This is what I’d been expecting when we visited Het Grachtenhuis: rooms that gives an impression of how wealthy residents of Amsterdam’s Golden Age lived and, to a much lesser extent, how their servants lived.
This museum is named after Willem van Loon, a founder of the Dutch East-India Company (VOC). Granted, some large proportion of the profits from the VOC was based on slavery or on other forms of oppression of native peoples. Nevertheless, houses like this are an enduring and beautiful legacy.
Built in 1672, its first resident was Ferdinand Bol, whose paintings can be viewed in the Rijksmuseum. The van Loon family didn’t move in until the late 1800’s. When they did, they filled it with their family’s history, particularly in evidence in the paintings.
The house is intact, inside and out, and has been filled with a collection of articles from several different centuries, which is, I suppose, what would have happened with a patrician family like the van Loons. They would have replaced some pieces and kept some old ones, as any family would.
There is no set route, and you are free to wander around at will. There’s a lot to examine, if you’re so inclined: period furniture, paintings, porcelain, decorative moldings, chandeliers, and so on. There are a few signs explaining pieces, and notes on all of the furniture reminding visitors not to sit down, but they’ve done a good job at keeping modern intrusions to a minimum. It was quite a restful contrast to the multimedia activity of Het Grachtenhuis.

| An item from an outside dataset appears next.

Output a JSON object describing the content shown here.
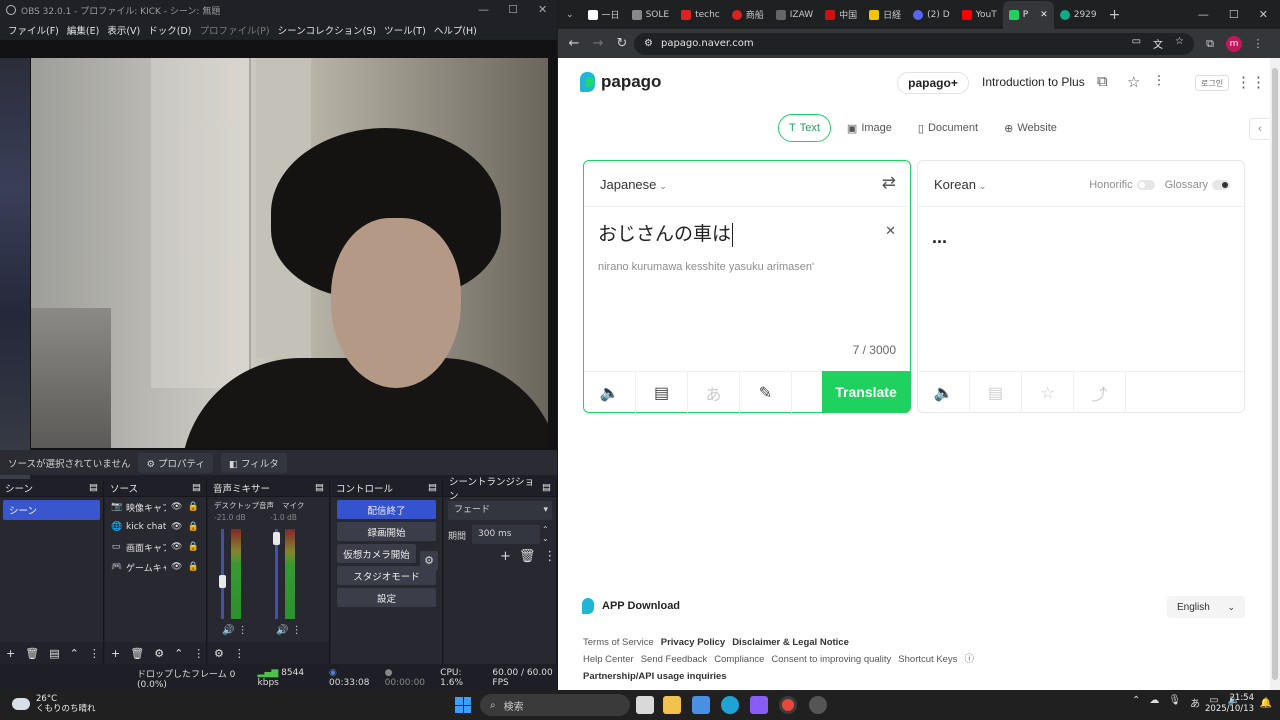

I was particularly drawn to the details: the items laid out on the dressing table in the bedroom, the shiny copper pots on the enormous cast-iron stove down in the kitchen. Perhaps it was because the afternoon light through a cloudy sky was so much like a Vermeer painting.
The small garden is laid out in formal style and from the back of the garden you can look back at the house to see its elegant symmetry, somewhat marred by the asymmetry of the houses on either side.
A coach house, closed when we visited, backs the garden. It is usually used to exhibit the van Loon family’s collection of carriages, coaches, and other accoutrements that belong in a coach house.
It all seemed very much an Amsterdam-based Downton Abbey to me, with its air of old money and women swishing around in long skirts or drinking tea from very delicate china. If that’s what you’d like to see, this small museum is definitely worth a short visit next time you’re in Amsterdam.
This is one of my on-going series on small museums in Amsterdam. Here’s the whole list:
- Ons’ Lieve Heer op Solder
- Het Grachtenhuis (canal house museum)
- Museum van Loon
- Rembrandt’s House
- The Handbag Museum
- The Brilmuseum (spectacles)
- Huis Marseille Museum for Photography
- The Dutch Resistance Museum
- Red Light Secrets: Museum of Prostitution
- Hash, Marijuana & Hemp Museum
- Body Worlds: Museum or Freak ShowThe Sex Museum
If you need more general information about visiting Amsterdam, check out the Netherlands Tourism website.